The printing department
The only product a printer can sell is a good print. He can of course also sell service, consulting, delivery time and quality, but in relation to printing it all ends up with charging money for substrates with inks on. So the objective is, and has always been, to get as much printing as possible produced by the most efficient combination of printing presses and their appropriate operators.
Most modern offset presses (both web- and sheet-fed) are highly automated and could, in principle, be run by one operator. But the question is, if only one operator will get maximum production capacity out of the specific press, or if the capacity increases by adding a second or perhaps a third operator - and if the extra capacity can be sold with a profit, which exceeds the additional salary costs?
We do not believe that modern presses can be automated much more in the future, but the other side of this coin is that the extreme productivity also requires a constant supervision from a single, highly skilled operator, which leaves no room for performing activities such as handling pallets, plates and consumables to and from the press without a negative impact on the press’ production capacity.
One could say that the press is automated into being one-man operated, while the print production cell, as a consequence of the extreme press automation, requires extra manual labor to maintain the extreme cell productivity.

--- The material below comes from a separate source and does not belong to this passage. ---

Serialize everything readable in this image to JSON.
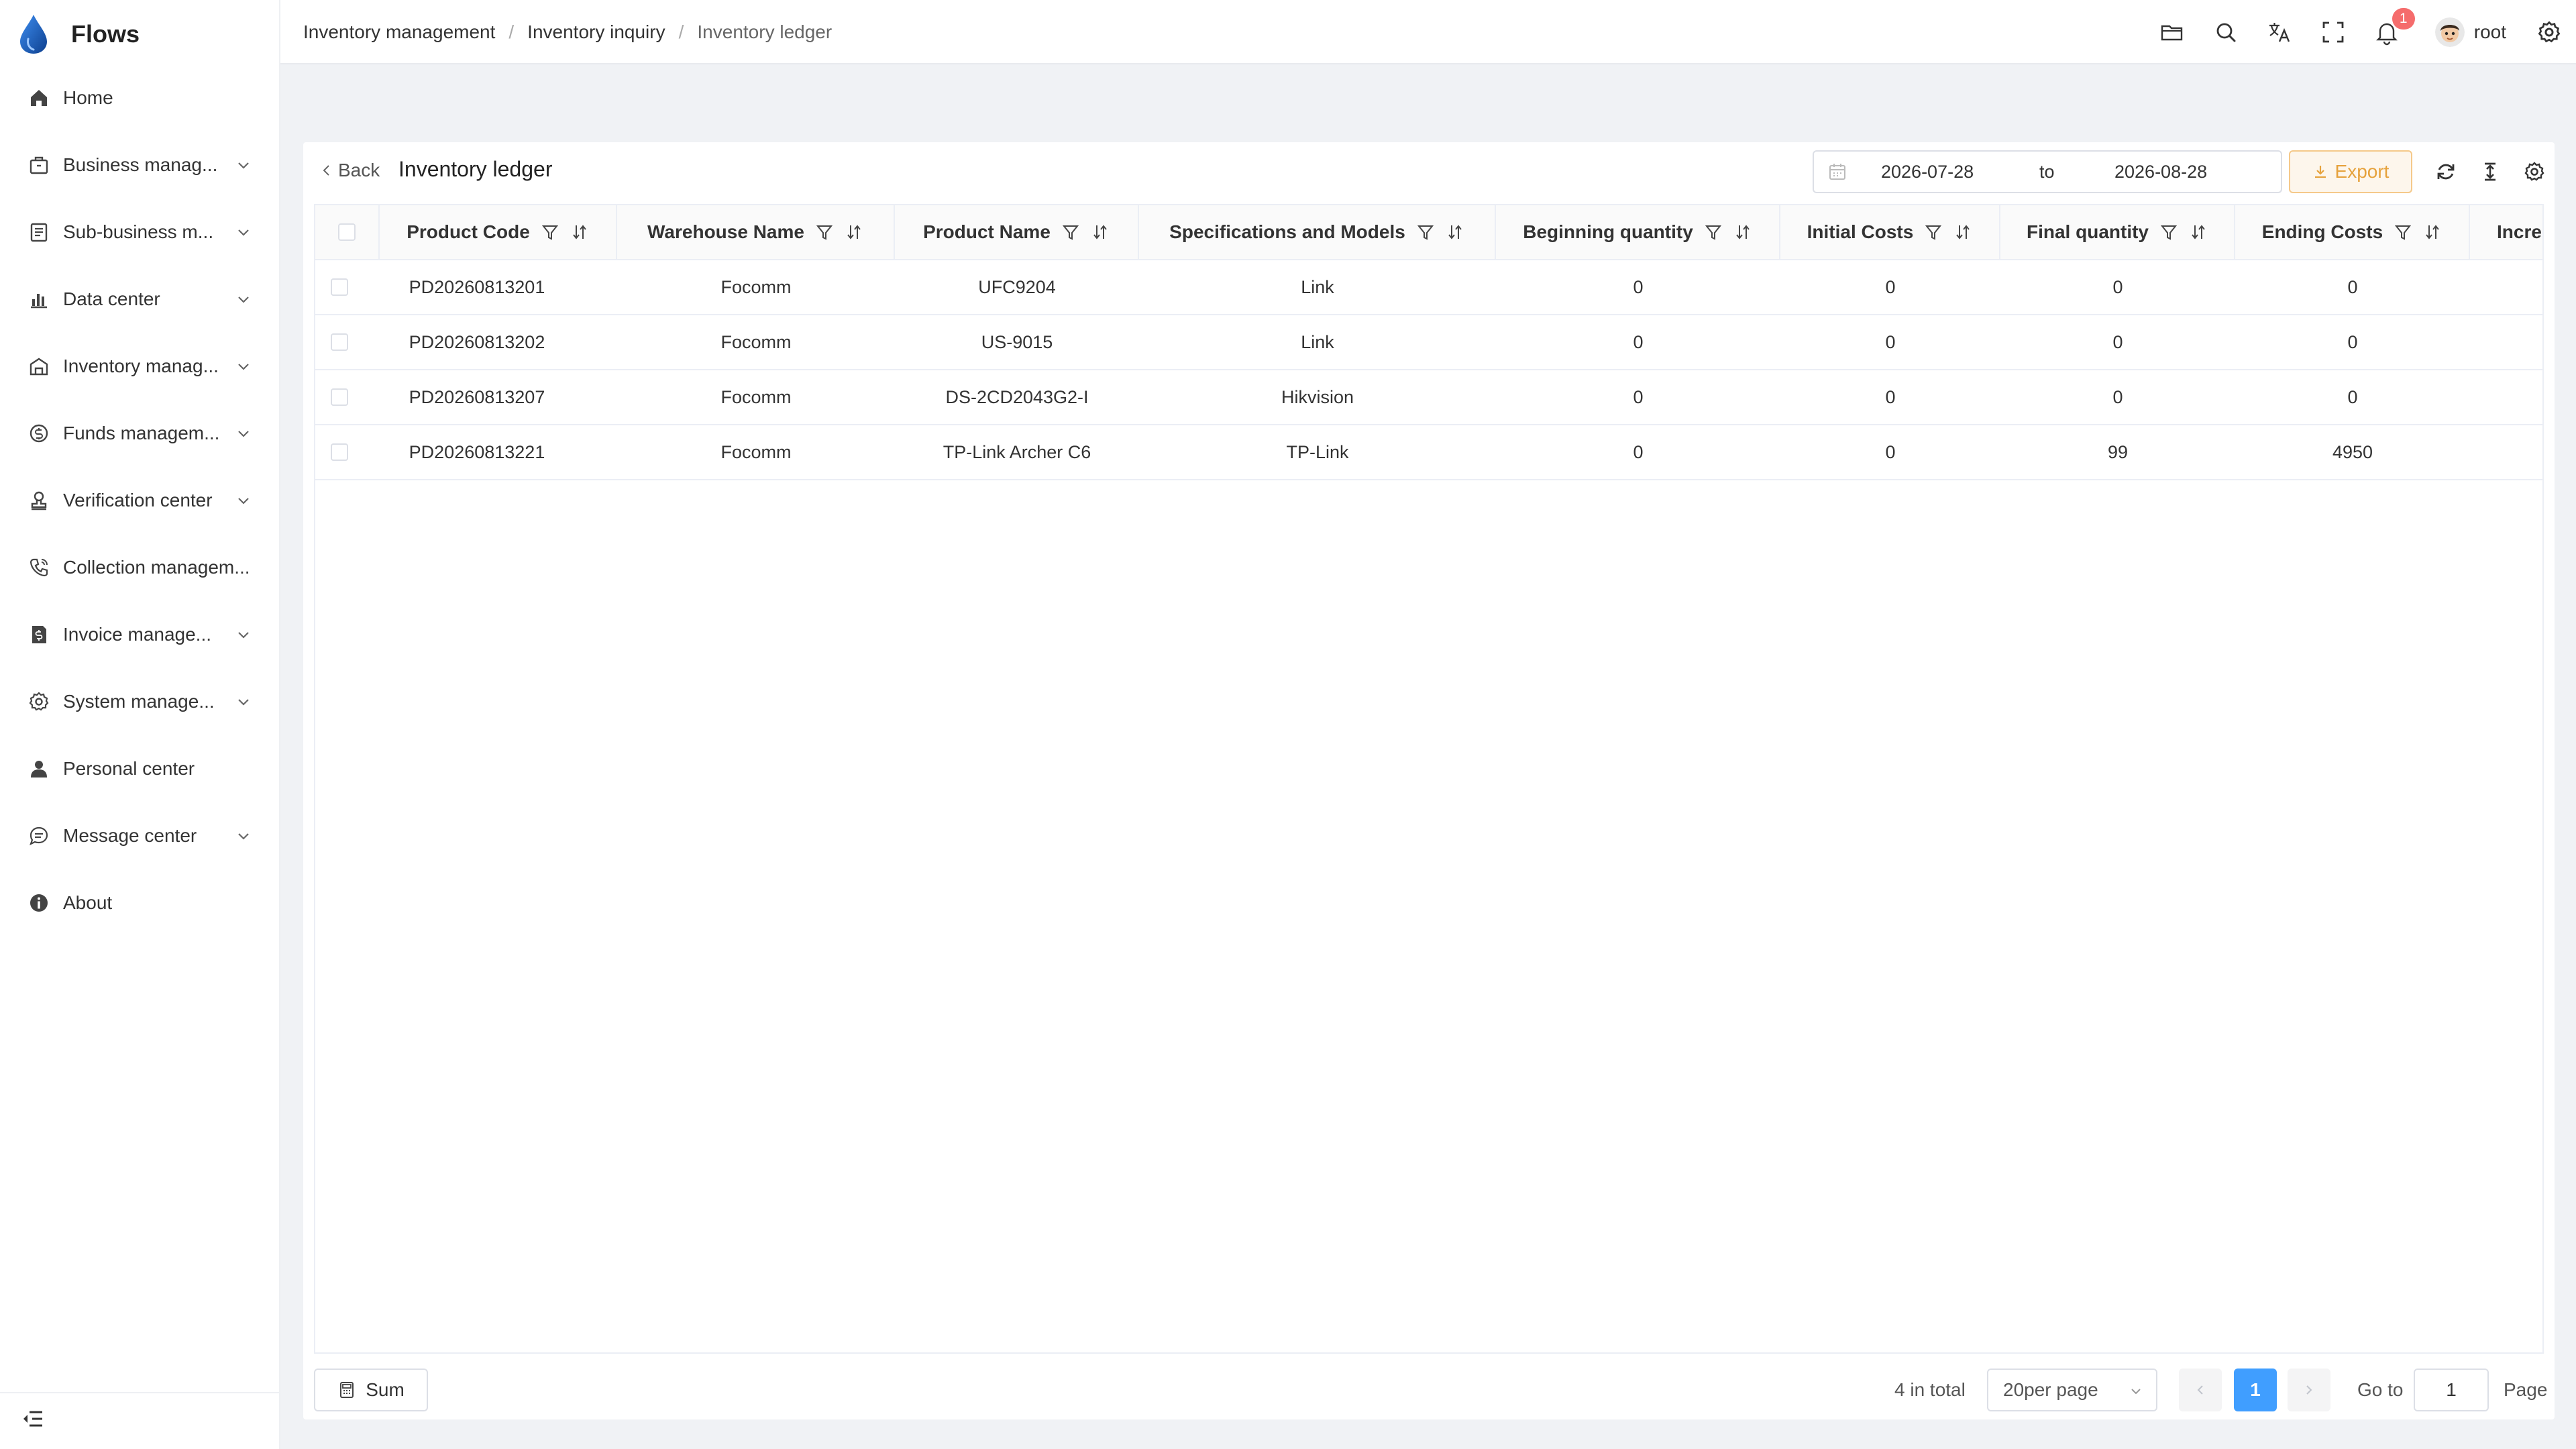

The more sheets, plates and consumables the fast press consumes, the more external robotization can help to increase the productivity by automating the various, remaining manual handling activities in the print production cell.
We are at present developing new robotic applications for automating the remaining manual activities around the press. We will release further information about our new robotic systems during the autumn 2014.